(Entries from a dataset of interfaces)
# # # # # # #

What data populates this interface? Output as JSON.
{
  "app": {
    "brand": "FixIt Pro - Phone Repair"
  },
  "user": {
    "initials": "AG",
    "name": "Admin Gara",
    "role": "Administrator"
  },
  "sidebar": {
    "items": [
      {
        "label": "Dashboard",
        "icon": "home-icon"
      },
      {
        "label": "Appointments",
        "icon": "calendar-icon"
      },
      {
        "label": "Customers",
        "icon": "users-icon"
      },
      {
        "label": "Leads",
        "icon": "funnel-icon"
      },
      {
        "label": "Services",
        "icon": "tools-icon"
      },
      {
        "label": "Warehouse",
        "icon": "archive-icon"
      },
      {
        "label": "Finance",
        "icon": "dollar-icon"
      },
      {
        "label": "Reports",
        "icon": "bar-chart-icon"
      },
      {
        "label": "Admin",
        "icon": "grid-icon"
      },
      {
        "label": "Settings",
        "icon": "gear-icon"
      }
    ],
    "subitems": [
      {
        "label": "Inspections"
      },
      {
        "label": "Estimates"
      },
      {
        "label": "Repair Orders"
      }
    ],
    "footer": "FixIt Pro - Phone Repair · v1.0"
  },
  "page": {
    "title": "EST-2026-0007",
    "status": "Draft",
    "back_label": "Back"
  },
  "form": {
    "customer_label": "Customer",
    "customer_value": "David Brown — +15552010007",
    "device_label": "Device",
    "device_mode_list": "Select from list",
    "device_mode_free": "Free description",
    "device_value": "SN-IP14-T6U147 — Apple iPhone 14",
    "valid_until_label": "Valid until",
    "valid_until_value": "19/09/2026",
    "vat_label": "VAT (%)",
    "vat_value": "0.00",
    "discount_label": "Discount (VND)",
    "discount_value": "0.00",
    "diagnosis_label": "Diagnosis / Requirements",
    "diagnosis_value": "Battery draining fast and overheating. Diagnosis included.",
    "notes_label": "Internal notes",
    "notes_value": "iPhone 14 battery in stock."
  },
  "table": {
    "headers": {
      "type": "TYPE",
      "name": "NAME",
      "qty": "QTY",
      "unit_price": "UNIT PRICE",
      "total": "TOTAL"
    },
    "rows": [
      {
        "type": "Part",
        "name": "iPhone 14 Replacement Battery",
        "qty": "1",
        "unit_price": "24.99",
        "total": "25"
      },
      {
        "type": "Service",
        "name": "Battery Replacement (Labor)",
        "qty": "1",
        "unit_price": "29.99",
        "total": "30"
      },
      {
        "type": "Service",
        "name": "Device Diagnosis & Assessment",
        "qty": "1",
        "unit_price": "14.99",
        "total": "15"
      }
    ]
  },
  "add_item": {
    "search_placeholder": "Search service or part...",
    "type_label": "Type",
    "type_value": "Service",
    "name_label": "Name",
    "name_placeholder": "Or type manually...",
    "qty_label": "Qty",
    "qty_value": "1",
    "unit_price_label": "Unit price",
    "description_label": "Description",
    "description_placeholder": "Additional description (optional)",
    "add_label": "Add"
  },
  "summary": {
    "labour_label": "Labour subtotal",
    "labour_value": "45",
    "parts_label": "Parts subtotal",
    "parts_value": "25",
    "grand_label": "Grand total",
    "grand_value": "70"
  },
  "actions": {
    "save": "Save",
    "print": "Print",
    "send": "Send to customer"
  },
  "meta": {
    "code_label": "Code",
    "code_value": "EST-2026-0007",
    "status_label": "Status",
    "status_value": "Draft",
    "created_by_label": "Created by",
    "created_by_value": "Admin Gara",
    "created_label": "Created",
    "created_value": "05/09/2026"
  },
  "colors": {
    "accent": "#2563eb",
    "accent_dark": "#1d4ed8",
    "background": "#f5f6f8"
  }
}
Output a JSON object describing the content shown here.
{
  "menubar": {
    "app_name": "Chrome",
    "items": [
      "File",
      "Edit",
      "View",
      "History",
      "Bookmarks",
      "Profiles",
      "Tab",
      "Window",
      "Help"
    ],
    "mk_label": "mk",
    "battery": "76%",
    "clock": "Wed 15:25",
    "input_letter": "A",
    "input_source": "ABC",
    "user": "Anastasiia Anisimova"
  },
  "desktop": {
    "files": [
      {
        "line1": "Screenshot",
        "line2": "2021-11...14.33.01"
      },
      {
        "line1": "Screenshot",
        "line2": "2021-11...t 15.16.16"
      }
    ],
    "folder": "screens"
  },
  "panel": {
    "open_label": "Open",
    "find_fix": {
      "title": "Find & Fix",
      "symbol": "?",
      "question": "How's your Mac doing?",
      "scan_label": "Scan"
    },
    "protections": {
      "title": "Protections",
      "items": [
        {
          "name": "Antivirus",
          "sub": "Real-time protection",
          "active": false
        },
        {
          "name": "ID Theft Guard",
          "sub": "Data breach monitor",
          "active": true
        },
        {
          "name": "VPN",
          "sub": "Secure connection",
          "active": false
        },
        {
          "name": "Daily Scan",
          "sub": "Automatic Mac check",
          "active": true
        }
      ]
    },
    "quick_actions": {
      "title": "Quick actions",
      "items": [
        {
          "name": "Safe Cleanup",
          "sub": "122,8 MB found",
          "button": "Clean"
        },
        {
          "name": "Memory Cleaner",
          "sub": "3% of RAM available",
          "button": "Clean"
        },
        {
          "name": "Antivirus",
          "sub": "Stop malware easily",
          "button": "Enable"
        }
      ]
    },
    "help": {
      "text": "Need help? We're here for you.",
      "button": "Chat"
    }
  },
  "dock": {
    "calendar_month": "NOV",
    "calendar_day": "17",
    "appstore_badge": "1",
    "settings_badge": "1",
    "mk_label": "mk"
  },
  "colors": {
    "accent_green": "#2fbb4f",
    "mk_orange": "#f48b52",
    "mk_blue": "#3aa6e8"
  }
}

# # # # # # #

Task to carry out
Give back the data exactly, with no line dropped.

Answer for the task
What data populates this interface? Output as JSON.
{
  "app": {
    "brand": "FixIt Pro - Phone Repair"
  },
  "user": {
    "initials": "AG",
    "name": "Admin Gara",
    "role": "Administrator"
  },
  "sidebar": {
    "items": [
      {
        "label": "Dashboard",
        "icon": "home-icon"
      },
      {
        "label": "Appointments",
        "icon": "calendar-icon"
      },
      {
        "label": "Customers",
        "icon": "users-icon"
      },
      {
        "label": "Leads",
        "icon": "funnel-icon"
      },
      {
        "label": "Services",
        "icon": "tools-icon"
      },
      {
        "label": "Warehouse",
        "icon": "archive-icon"
      },
      {
        "label": "Finance",
        "icon": "dollar-icon"
      },
      {
        "label": "Reports",
        "icon": "bar-chart-icon"
      },
      {
        "label": "Admin",
        "icon": "grid-icon"
      },
      {
        "label": "Settings",
        "icon": "gear-icon"
      }
    ],
    "subitems": [
      {
        "label": "Inspections"
      },
      {
        "label": "Estimates"
      },
      {
        "label": "Repair Orders"
      }
    ],
    "footer": "FixIt Pro - Phone Repair · v1.0"
  },
  "page": {
    "title": "EST-2026-0007",
    "status": "Draft",
    "back_label": "Back"
  },
  "form": {
    "customer_label": "Customer",
    "customer_value": "David Brown — +15552010007",
    "device_label": "Device",
    "device_mode_list": "Select from list",
    "device_mode_free": "Free description",
    "device_value": "SN-IP14-T6U147 — Apple iPhone 14",
    "valid_until_label": "Valid until",
    "valid_until_value": "19/09/2026",
    "vat_label": "VAT (%)",
    "vat_value": "0.00",
    "discount_label": "Discount (VND)",
    "discount_value": "0.00",
    "diagnosis_label": "Diagnosis / Requirements",
    "diagnosis_value": "Battery draining fast and overheating. Diagnosis included.",
    "notes_label": "Internal notes",
    "notes_value": "iPhone 14 battery in stock."
  },
  "table": {
    "headers": {
      "type": "TYPE",
      "name": "NAME",
      "qty": "QTY",
      "unit_price": "UNIT PRICE",
      "total": "TOTAL"
    },
    "rows": [
      {
        "type": "Part",
        "name": "iPhone 14 Replacement Battery",
        "qty": "1",
        "unit_price": "24.99",
        "total": "25"
      },
      {
        "type": "Service",
        "name": "Battery Replacement (Labor)",
        "qty": "1",
        "unit_price": "29.99",
        "total": "30"
      },
      {
        "type": "Service",
        "name": "Device Diagnosis & Assessment",
        "qty": "1",
        "unit_price": "14.99",
        "total": "15"
      }
    ]
  },
  "add_item": {
    "search_placeholder": "Search service or part...",
    "type_label": "Type",
    "type_value": "Service",
    "name_label": "Name",
    "name_placeholder": "Or type manually...",
    "qty_label": "Qty",
    "qty_value": "1",
    "unit_price_label": "Unit price",
    "description_label": "Description",
    "description_placeholder": "Additional description (optional)",
    "add_label": "Add"
  },
  "summary": {
    "labour_label": "Labour subtotal",
    "labour_value": "45",
    "parts_label": "Parts subtotal",
    "parts_value": "25",
    "grand_label": "Grand total",
    "grand_value": "70"
  },
  "actions": {
    "save": "Save",
    "print": "Print",
    "send": "Send to customer"
  },
  "meta": {
    "code_label": "Code",
    "code_value": "EST-2026-0007",
    "status_label": "Status",
    "status_value": "Draft",
    "created_by_label": "Created by",
    "created_by_value": "Admin Gara",
    "created_label": "Created",
    "created_value": "05/09/2026"
  },
  "colors": {
    "accent": "#2563eb",
    "accent_dark": "#1d4ed8",
    "background": "#f5f6f8"
  }
}
Output a JSON object describing the content shown here.
{
  "menubar": {
    "app_name": "Chrome",
    "items": [
      "File",
      "Edit",
      "View",
      "History",
      "Bookmarks",
      "Profiles",
      "Tab",
      "Window",
      "Help"
    ],
    "mk_label": "mk",
    "battery": "76%",
    "clock": "Wed 15:25",
    "input_letter": "A",
    "input_source": "ABC",
    "user": "Anastasiia Anisimova"
  },
  "desktop": {
    "files": [
      {
        "line1": "Screenshot",
        "line2": "2021-11...14.33.01"
      },
      {
        "line1": "Screenshot",
        "line2": "2021-11...t 15.16.16"
      }
    ],
    "folder": "screens"
  },
  "panel": {
    "open_label": "Open",
    "find_fix": {
      "title": "Find & Fix",
      "symbol": "?",
      "question": "How's your Mac doing?",
      "scan_label": "Scan"
    },
    "protections": {
      "title": "Protections",
      "items": [
        {
          "name": "Antivirus",
          "sub": "Real-time protection",
          "active": false
        },
        {
          "name": "ID Theft Guard",
          "sub": "Data breach monitor",
          "active": true
        },
        {
          "name": "VPN",
          "sub": "Secure connection",
          "active": false
        },
        {
          "name": "Daily Scan",
          "sub": "Automatic Mac check",
          "active": true
        }
      ]
    },
    "quick_actions": {
      "title": "Quick actions",
      "items": [
        {
          "name": "Safe Cleanup",
          "sub": "122,8 MB found",
          "button": "Clean"
        },
        {
          "name": "Memory Cleaner",
          "sub": "3% of RAM available",
          "button": "Clean"
        },
        {
          "name": "Antivirus",
          "sub": "Stop malware easily",
          "button": "Enable"
        }
      ]
    },
    "help": {
      "text": "Need help? We're here for you.",
      "button": "Chat"
    }
  },
  "dock": {
    "calendar_month": "NOV",
    "calendar_day": "17",
    "appstore_badge": "1",
    "settings_badge": "1",
    "mk_label": "mk"
  },
  "colors": {
    "accent_green": "#2fbb4f",
    "mk_orange": "#f48b52",
    "mk_blue": "#3aa6e8"
  }
}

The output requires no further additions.